A health watchdog in the UK has suggested that all pregnant women must be tested for smoking so that they can be counseled to kick the habit when needed.
The National Institute for Health and Clinical Excellence has recommended that carbon monoxide tests be carried out on all expectant mothers. "During pregnancy, smoking puts the health of the women and her unborn baby at great risk both in the short and long-term, and small children who are exposed to second-hand smoke are more likely to suffer from respiratory problems," Professor Mike Kelly, Nice director of the centre of public health excellence, said.
However midwives feel these measures may make women feel guilty. The Royal College of Midwives welcomed the guidelines, but said that midwives should be non-judgmental about smoking women.

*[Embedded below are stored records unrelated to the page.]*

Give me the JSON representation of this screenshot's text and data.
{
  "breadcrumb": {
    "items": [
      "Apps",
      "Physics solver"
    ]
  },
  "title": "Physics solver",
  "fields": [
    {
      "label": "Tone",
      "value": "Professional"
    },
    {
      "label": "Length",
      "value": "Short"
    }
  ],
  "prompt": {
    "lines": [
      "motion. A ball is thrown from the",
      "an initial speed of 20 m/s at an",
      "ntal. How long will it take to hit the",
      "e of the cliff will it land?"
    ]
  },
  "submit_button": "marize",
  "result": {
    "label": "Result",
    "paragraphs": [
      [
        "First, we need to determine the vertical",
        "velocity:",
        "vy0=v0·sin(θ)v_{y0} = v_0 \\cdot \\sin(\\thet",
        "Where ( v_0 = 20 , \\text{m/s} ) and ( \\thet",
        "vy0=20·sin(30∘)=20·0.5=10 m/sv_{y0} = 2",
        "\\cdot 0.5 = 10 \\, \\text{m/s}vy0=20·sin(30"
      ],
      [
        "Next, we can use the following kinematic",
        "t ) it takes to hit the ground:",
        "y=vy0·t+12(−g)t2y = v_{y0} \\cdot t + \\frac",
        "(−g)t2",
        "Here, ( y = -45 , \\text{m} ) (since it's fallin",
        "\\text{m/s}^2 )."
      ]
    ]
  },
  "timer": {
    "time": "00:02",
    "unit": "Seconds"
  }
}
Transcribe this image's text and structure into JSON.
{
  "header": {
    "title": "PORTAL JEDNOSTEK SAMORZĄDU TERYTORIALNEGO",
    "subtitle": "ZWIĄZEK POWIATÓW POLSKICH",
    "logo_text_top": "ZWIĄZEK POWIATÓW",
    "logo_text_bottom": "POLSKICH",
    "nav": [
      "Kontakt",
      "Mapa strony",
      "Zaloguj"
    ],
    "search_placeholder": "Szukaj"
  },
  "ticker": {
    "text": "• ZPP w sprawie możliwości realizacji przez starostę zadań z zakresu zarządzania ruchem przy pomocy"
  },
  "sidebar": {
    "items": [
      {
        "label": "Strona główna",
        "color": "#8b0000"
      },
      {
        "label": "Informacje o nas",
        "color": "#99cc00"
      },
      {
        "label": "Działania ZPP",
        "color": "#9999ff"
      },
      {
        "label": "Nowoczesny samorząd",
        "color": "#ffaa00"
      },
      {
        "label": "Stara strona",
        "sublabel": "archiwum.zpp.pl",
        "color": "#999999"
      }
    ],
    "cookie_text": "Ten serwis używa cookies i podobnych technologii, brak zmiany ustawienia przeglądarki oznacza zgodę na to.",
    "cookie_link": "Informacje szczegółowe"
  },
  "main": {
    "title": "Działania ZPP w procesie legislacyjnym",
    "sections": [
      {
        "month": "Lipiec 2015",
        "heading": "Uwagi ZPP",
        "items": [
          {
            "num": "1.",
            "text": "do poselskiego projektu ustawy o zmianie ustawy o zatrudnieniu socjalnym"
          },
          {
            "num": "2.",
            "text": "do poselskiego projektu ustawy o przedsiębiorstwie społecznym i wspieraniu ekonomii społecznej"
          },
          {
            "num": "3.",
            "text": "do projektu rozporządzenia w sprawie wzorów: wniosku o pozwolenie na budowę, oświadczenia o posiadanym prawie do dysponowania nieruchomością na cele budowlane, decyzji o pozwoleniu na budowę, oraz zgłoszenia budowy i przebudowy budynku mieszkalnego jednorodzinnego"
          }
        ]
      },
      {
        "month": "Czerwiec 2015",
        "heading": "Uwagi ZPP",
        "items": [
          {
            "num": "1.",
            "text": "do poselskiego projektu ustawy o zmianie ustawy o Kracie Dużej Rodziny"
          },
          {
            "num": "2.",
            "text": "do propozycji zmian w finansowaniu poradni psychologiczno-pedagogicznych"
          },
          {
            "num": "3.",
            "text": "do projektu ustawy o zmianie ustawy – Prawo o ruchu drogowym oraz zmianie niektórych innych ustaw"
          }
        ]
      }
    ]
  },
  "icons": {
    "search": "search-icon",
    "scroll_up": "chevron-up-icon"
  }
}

If these guidelines are implemented, then every pregnant woman will have to undergo a breath test at the first ante-natal appointment.